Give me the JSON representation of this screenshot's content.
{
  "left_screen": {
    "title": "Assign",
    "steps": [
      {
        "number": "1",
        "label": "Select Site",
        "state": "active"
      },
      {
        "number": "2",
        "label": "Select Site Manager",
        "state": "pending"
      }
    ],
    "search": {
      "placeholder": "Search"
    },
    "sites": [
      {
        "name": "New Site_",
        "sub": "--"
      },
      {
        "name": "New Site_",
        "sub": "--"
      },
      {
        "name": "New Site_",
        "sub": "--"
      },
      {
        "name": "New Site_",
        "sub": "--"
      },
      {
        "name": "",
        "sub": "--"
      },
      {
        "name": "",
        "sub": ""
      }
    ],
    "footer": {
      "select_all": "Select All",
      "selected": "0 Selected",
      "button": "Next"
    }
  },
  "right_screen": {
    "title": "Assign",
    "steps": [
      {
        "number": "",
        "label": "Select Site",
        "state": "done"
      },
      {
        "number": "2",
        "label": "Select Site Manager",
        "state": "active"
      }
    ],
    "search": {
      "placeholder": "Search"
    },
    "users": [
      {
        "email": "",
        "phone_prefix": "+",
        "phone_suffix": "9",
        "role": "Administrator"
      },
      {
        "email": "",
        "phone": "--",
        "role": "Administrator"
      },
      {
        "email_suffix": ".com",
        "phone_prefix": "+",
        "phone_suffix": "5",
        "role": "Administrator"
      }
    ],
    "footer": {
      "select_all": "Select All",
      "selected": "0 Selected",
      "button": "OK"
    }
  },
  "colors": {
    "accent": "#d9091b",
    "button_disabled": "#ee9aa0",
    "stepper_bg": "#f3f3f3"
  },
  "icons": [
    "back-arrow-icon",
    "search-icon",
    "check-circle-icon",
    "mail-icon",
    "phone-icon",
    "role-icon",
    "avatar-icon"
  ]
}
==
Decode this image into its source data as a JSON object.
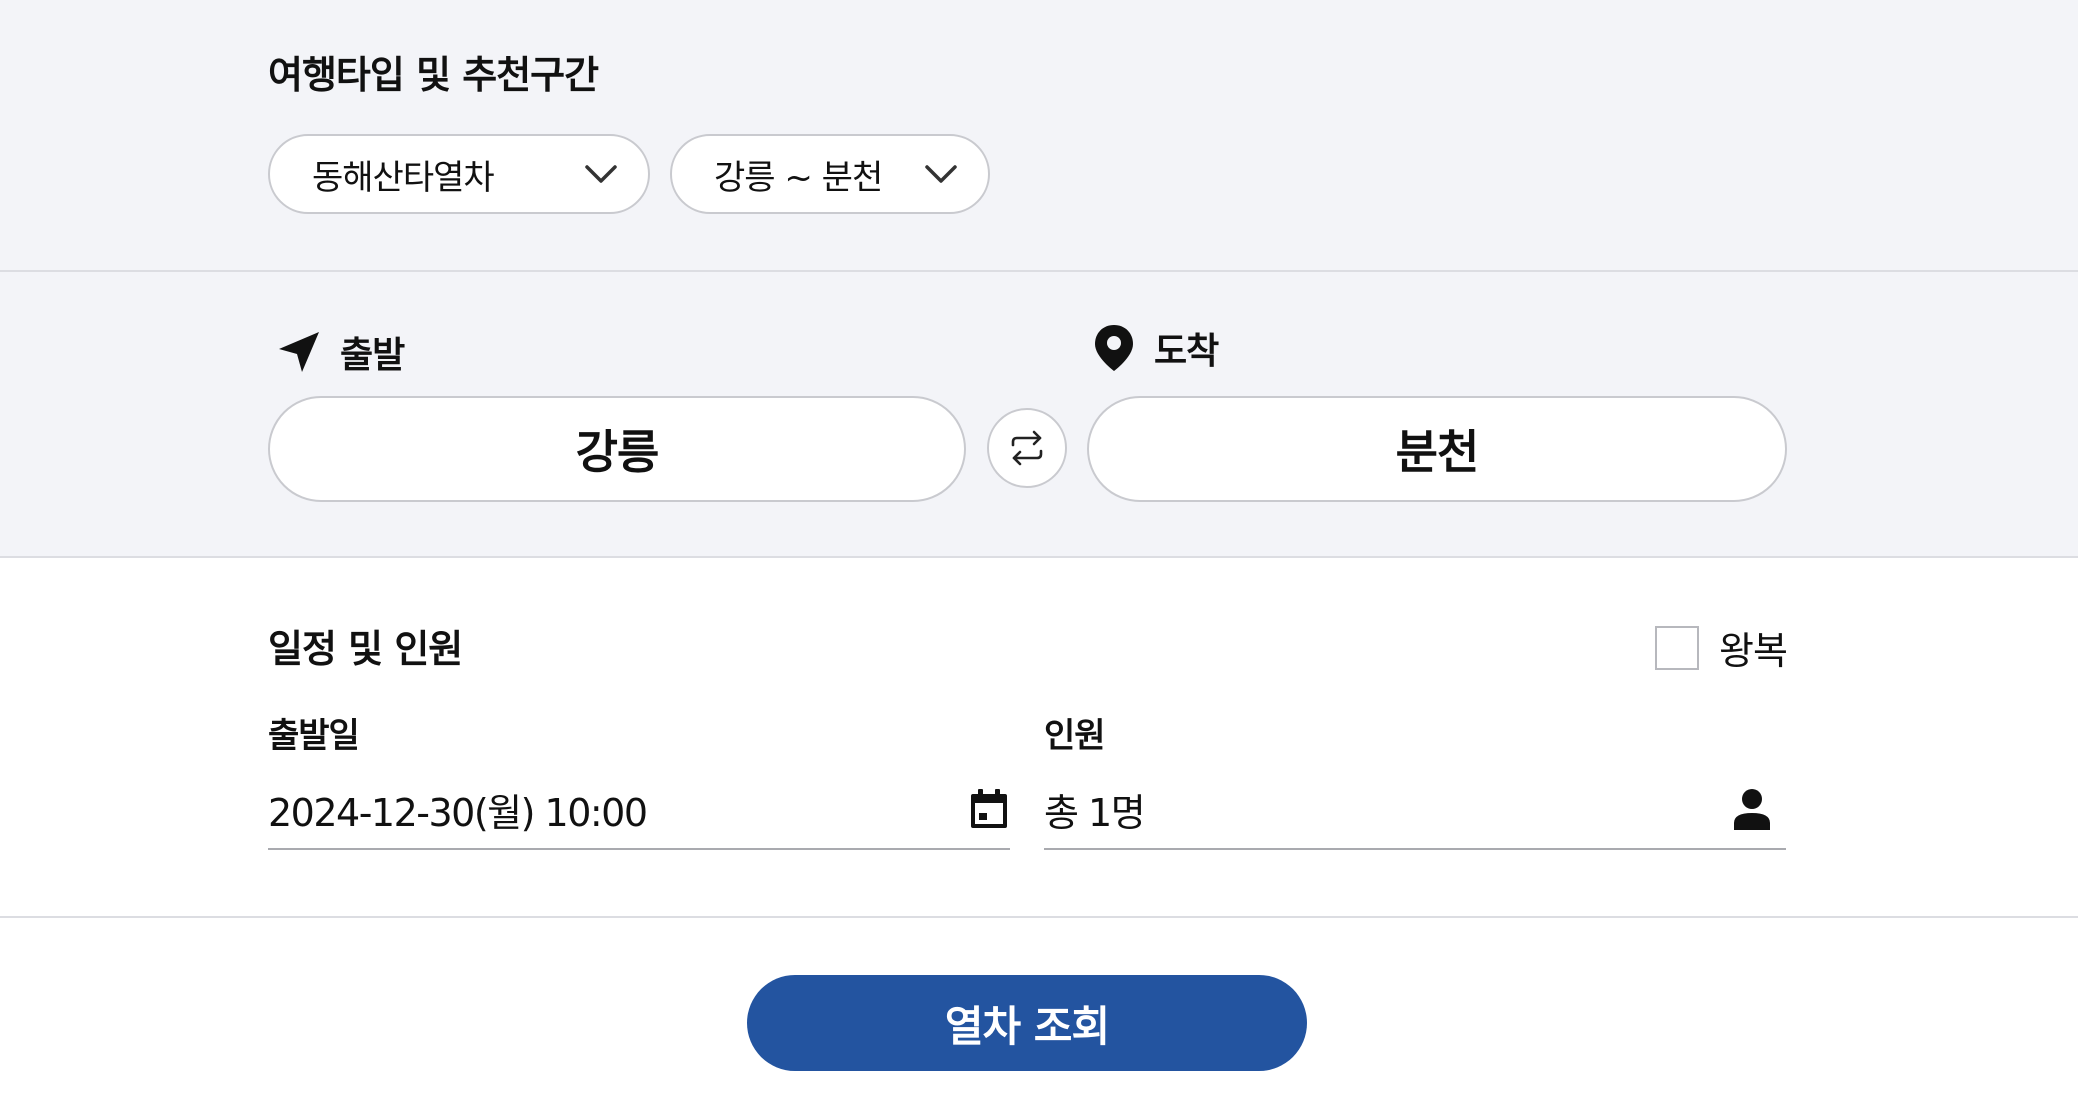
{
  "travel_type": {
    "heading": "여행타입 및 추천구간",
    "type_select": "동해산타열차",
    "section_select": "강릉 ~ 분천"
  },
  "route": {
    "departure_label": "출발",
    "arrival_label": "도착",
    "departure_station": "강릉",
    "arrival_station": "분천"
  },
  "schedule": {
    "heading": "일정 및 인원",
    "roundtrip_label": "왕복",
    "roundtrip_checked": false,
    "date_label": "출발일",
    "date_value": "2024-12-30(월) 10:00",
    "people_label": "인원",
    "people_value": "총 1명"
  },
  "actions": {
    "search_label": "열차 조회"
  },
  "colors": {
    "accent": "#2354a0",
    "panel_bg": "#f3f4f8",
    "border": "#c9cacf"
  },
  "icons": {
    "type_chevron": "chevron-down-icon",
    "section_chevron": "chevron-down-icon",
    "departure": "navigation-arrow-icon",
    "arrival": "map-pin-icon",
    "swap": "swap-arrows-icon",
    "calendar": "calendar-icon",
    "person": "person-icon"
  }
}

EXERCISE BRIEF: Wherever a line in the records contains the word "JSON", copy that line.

COMPLETED TASK:
Give me the JSON representation of this screenshot's content.
Decode this image into its source data as a JSON object.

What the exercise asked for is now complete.